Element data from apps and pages
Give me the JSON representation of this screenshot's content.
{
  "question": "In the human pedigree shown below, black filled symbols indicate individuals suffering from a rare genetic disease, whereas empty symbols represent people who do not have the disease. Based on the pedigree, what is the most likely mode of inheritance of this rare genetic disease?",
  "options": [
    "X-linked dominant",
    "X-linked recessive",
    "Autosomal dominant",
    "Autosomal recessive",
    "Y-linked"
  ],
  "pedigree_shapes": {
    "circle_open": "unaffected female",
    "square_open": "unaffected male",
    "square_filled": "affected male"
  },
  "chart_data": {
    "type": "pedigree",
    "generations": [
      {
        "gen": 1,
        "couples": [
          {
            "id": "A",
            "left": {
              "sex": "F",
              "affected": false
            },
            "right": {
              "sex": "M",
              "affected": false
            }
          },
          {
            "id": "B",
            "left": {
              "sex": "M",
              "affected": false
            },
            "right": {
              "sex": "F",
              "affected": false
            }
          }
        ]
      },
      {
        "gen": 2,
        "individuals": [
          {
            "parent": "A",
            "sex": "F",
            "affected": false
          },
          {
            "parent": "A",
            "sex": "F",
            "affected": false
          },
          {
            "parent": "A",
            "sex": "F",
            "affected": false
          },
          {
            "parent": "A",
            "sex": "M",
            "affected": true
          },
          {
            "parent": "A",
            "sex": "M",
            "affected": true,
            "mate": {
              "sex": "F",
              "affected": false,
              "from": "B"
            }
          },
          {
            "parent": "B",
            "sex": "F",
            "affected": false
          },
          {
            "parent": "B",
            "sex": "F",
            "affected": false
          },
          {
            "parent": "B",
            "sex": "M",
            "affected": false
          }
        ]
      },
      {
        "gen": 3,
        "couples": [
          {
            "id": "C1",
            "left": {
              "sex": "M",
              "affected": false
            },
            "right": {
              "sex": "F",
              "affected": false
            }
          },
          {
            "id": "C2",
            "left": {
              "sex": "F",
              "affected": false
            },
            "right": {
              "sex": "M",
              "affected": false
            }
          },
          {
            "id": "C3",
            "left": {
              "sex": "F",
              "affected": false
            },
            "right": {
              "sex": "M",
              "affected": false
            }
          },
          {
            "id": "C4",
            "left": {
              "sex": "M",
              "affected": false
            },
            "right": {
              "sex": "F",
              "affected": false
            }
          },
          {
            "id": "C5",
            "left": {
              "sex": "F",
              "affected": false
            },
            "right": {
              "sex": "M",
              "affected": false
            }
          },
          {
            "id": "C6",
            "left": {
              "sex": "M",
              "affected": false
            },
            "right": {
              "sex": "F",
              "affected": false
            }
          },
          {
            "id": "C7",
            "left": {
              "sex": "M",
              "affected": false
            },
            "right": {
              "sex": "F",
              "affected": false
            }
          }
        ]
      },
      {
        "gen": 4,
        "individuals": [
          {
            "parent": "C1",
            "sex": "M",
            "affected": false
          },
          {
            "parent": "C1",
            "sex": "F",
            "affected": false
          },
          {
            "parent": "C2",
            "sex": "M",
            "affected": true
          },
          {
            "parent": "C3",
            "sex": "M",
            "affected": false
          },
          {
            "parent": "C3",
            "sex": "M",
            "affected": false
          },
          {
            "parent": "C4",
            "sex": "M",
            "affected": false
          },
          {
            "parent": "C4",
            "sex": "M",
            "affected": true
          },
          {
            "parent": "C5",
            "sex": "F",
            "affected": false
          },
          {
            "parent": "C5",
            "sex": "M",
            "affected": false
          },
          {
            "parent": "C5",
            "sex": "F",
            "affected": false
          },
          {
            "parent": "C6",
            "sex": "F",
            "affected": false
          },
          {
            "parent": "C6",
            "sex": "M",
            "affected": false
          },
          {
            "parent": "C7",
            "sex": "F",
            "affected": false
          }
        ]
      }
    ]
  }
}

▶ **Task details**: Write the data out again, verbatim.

▶ **Result for this exercise**:
Give me the JSON representation of this screenshot's content.
{
  "question": "In the human pedigree shown below, black filled symbols indicate individuals suffering from a rare genetic disease, whereas empty symbols represent people who do not have the disease. Based on the pedigree, what is the most likely mode of inheritance of this rare genetic disease?",
  "options": [
    "X-linked dominant",
    "X-linked recessive",
    "Autosomal dominant",
    "Autosomal recessive",
    "Y-linked"
  ],
  "pedigree_shapes": {
    "circle_open": "unaffected female",
    "square_open": "unaffected male",
    "square_filled": "affected male"
  },
  "chart_data": {
    "type": "pedigree",
    "generations": [
      {
        "gen": 1,
        "couples": [
          {
            "id": "A",
            "left": {
              "sex": "F",
              "affected": false
            },
            "right": {
              "sex": "M",
              "affected": false
            }
          },
          {
            "id": "B",
            "left": {
              "sex": "M",
              "affected": false
            },
            "right": {
              "sex": "F",
              "affected": false
            }
          }
        ]
      },
      {
        "gen": 2,
        "individuals": [
          {
            "parent": "A",
            "sex": "F",
            "affected": false
          },
          {
            "parent": "A",
            "sex": "F",
            "affected": false
          },
          {
            "parent": "A",
            "sex": "F",
            "affected": false
          },
          {
            "parent": "A",
            "sex": "M",
            "affected": true
          },
          {
            "parent": "A",
            "sex": "M",
            "affected": true,
            "mate": {
              "sex": "F",
              "affected": false,
              "from": "B"
            }
          },
          {
            "parent": "B",
            "sex": "F",
            "affected": false
          },
          {
            "parent": "B",
            "sex": "F",
            "affected": false
          },
          {
            "parent": "B",
            "sex": "M",
            "affected": false
          }
        ]
      },
      {
        "gen": 3,
        "couples": [
          {
            "id": "C1",
            "left": {
              "sex": "M",
              "affected": false
            },
            "right": {
              "sex": "F",
              "affected": false
            }
          },
          {
            "id": "C2",
            "left": {
              "sex": "F",
              "affected": false
            },
            "right": {
              "sex": "M",
              "affected": false
            }
          },
          {
            "id": "C3",
            "left": {
              "sex": "F",
              "affected": false
            },
            "right": {
              "sex": "M",
              "affected": false
            }
          },
          {
            "id": "C4",
            "left": {
              "sex": "M",
              "affected": false
            },
            "right": {
              "sex": "F",
              "affected": false
            }
          },
          {
            "id": "C5",
            "left": {
              "sex": "F",
              "affected": false
            },
            "right": {
              "sex": "M",
              "affected": false
            }
          },
          {
            "id": "C6",
            "left": {
              "sex": "M",
              "affected": false
            },
            "right": {
              "sex": "F",
              "affected": false
            }
          },
          {
            "id": "C7",
            "left": {
              "sex": "M",
              "affected": false
            },
            "right": {
              "sex": "F",
              "affected": false
            }
          }
        ]
      },
      {
        "gen": 4,
        "individuals": [
          {
            "parent": "C1",
            "sex": "M",
            "affected": false
          },
          {
            "parent": "C1",
            "sex": "F",
            "affected": false
          },
          {
            "parent": "C2",
            "sex": "M",
            "affected": true
          },
          {
            "parent": "C3",
            "sex": "M",
            "affected": false
          },
          {
            "parent": "C3",
            "sex": "M",
            "affected": false
          },
          {
            "parent": "C4",
            "sex": "M",
            "affected": false
          },
          {
            "parent": "C4",
            "sex": "M",
            "affected": true
          },
          {
            "parent": "C5",
            "sex": "F",
            "affected": false
          },
          {
            "parent": "C5",
            "sex": "M",
            "affected": false
          },
          {
            "parent": "C5",
            "sex": "F",
            "affected": false
          },
          {
            "parent": "C6",
            "sex": "F",
            "affected": false
          },
          {
            "parent": "C6",
            "sex": "M",
            "affected": false
          },
          {
            "parent": "C7",
            "sex": "F",
            "affected": false
          }
        ]
      }
    ]
  }
}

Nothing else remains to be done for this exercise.